Archie Fisher - folk legend's tribute celebrates the legacy of his famous pupil
Archie Fisher was playing a gig in Cardiff a few weeks ago when three young Bert Jansch aficionados turned up to hear the man who taught Jansch to play the guitar.
Speaking to them between songs Fisher made sure they realised that this claim to fame wasn’t quite as accurate as they thought it was.
“I did show Bert how to play some things I was playing,” says Fisher who, if not the man who taught Bert Jansch to play guitar, remains a hugely significant figure in the story of the Scottish folk music scene. “But I was only an influence on him in so far as I had a guitar as well. He’d watch me playing and ask me how I played certain progressions and chords but he did that with other people, too. Somebody once called him a pick-pocket guitarist and I’m not sure that’s fair. He just seemed to absorb things by osmosis.”
As the 1960s dawned the folk scenes in Edinburgh and Glasgow, where Jansch had been born in November 1943 before the family moved to West Pilton in Edinburgh three months later, were coming alive with possibilities. American music – blues, political songs and Appalachian banjo tunes – had filtered through via performers such as Big Bill Broonzy, Sonny Terry & Brownie McGhee, the Weavers and the like, and an awareness of the Scottish tradition had grown and regenerated, fostered in no small part by the 1951 Edinburgh Peoples Festival Ceilidh, which introduced ballads and Gaelic songs to an unsuspecting audience.
Fisher was among the first to merge these transatlantic strands, earning a reputation as a very accomplished guitar picker as well as a clear interpreter of narrative songs. The Edinburgh hub for the activity that this folk music revival inspired was the Howff, opposite St Giles’ Cathedral on the Royal Mile, and when the man who opened it, Roy Guest, installed his girlfriend, Jill Doyle, and Fisher as guitar teachers, it became a natural magnet for a teenaged guitar obsessive such as Jansch.
Doyle had the distinction of being the sister of the great acoustic guitar innovator Davey Graham, although she didn’t have her brother’s questing appetite for music or indeed his startling ability. So when Jansch very quickly exhausted her knowledge, Fisher took over.
“I remember this lad coming in with a borrowed guitar,” says Fisher. “I think his own guitar had been stolen. Pretty soon he was living in the Howff, where there were quite a few interesting characters to be found. One of them was Len Partridge, who had the first 12-string guitar we ever saw and who I’m pretty sure taught Bert Come Back Baby Blues.”

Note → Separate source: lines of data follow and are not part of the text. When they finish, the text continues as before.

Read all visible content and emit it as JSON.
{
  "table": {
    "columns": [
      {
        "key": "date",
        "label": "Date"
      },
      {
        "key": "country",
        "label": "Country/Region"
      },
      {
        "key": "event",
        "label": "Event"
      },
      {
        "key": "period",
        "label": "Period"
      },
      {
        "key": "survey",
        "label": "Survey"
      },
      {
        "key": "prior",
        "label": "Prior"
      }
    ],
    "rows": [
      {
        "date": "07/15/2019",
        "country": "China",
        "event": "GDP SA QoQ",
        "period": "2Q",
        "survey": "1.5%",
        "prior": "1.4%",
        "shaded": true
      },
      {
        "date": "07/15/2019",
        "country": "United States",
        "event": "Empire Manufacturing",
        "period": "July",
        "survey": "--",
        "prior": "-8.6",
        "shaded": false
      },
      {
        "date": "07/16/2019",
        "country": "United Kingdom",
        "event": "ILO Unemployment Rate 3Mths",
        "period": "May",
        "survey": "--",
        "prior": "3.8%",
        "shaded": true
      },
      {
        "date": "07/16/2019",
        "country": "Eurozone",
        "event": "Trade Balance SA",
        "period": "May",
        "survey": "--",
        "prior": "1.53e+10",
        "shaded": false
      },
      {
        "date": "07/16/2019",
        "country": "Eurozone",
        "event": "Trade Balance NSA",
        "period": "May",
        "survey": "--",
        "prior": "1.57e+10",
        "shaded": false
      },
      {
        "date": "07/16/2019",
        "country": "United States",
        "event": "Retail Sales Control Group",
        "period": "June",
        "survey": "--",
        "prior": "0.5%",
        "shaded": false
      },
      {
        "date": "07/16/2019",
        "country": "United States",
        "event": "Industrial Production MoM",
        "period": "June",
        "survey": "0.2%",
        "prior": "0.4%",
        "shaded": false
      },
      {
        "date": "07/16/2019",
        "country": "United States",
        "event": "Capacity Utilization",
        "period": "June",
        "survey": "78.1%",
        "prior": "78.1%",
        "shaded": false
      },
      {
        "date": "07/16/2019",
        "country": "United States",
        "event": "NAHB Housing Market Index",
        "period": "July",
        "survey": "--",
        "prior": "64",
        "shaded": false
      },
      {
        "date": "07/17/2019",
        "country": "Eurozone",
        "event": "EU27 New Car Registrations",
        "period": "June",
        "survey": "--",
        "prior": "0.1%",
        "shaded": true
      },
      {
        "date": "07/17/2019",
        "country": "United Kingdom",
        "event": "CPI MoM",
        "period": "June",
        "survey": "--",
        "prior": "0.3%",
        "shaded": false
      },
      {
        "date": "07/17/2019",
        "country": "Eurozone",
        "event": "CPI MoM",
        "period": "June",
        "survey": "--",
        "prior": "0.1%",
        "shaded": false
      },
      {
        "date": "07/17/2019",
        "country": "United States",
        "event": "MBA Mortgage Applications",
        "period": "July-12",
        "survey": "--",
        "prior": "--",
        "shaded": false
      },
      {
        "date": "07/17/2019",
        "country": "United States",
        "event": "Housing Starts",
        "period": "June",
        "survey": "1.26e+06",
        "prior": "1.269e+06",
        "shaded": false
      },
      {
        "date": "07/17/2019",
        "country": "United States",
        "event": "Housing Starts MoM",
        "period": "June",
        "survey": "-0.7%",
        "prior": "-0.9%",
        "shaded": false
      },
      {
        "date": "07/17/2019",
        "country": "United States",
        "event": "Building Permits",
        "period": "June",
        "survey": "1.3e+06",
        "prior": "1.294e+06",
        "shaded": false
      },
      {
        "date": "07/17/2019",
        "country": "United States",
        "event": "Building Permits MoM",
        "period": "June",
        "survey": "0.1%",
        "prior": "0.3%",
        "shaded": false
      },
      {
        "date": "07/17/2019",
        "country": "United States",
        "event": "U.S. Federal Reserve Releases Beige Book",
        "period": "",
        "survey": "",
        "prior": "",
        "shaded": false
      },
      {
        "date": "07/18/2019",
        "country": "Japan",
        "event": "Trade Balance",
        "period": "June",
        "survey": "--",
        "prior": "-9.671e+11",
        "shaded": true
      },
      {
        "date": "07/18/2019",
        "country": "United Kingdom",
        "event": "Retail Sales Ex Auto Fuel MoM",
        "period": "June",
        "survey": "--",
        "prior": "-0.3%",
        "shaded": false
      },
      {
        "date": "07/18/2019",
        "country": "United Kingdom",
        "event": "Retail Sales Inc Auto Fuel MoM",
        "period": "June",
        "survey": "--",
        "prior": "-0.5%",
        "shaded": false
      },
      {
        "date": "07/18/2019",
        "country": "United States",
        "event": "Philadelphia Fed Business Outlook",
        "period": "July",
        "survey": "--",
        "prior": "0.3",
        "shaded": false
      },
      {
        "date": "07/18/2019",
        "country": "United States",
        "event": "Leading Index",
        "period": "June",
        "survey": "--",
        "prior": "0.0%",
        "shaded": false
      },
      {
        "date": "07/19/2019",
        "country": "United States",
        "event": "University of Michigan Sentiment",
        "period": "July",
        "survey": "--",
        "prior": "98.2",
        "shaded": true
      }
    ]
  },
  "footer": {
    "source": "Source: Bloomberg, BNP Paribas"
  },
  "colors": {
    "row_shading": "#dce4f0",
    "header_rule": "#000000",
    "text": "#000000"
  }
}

Partridge had also contributed to the writing of Hey Joe, when he and an American guitarist called Bill Roberts got together in Bunjies, a coffee bar in Old Fishmarket Close in the 1950s, but he wasn’t really cut out for the professional music scene. Not that Jansch seemed to be either, as Fisher remembers.
“Bert was very quiet,” he says. “We didn’t get to know much about him and it really was the case that the guitar was an extension of his personality. He expressed himself through his playing and the songs and the guitar playing became part of the same thing. He wasn’t one for telling jokes or stories back then and that never really changed but he could be mesmerising. I remember one night at Clive’s Incredible Club [the Glasgow hatching ground for the Incredible String Band] when Bert sat and improvised onstage for forty-five minutes. He’d sing a couple of verses of a song then go into a riff and develop it into another song. It was the first time I’d ever seen anyone do that.”
When Jansch moved to London, eventually to form The Pentangle and to become an influence on players including Jimmy Page, who appropriated Jansch’s arrangement of Blackwaterside, and Neil Young, who covered Jansch’s Needle of Death but without capturing the original’s singular guitar accompaniment, Fisher would bump into him now and again. He was always struck by the evolution in Jansch’s character each time.
“A few years ago Bert, John Renbourn and I had a curry together and I remembered the first time Bert ever ate a curry in the first curry house near Glasgow University,” says Fisher. “He wasn’t impressed and asked why they had to spoil a good stew by adding all these spices. Of course, he went on to become the great curry connoisseur.”
The music Fisher will play at the first instalment of Celtic Connections’ Jansch tribute, Bert Inspired, will reflect the pair’s two-way exchange and will include songs such as Reynardine, which Jansch learned from Fisher, and something Fisher calls Agnes’s Sister.
The latter is a continuation of various evolutions of Davey Graham’s Anji, the acoustic guitar picker’s rite of passage that Fisher has heard played on the bagpipes as Angus, as an Italian mandolin tune called Angela, and on an out of tune guitar as Agnes.
“Davey wrote that piece but Bert really took it somewhere else,” says Fisher, “and that, in many ways, sums up his musicianship and talent.”
From The Herald, January 29, 2016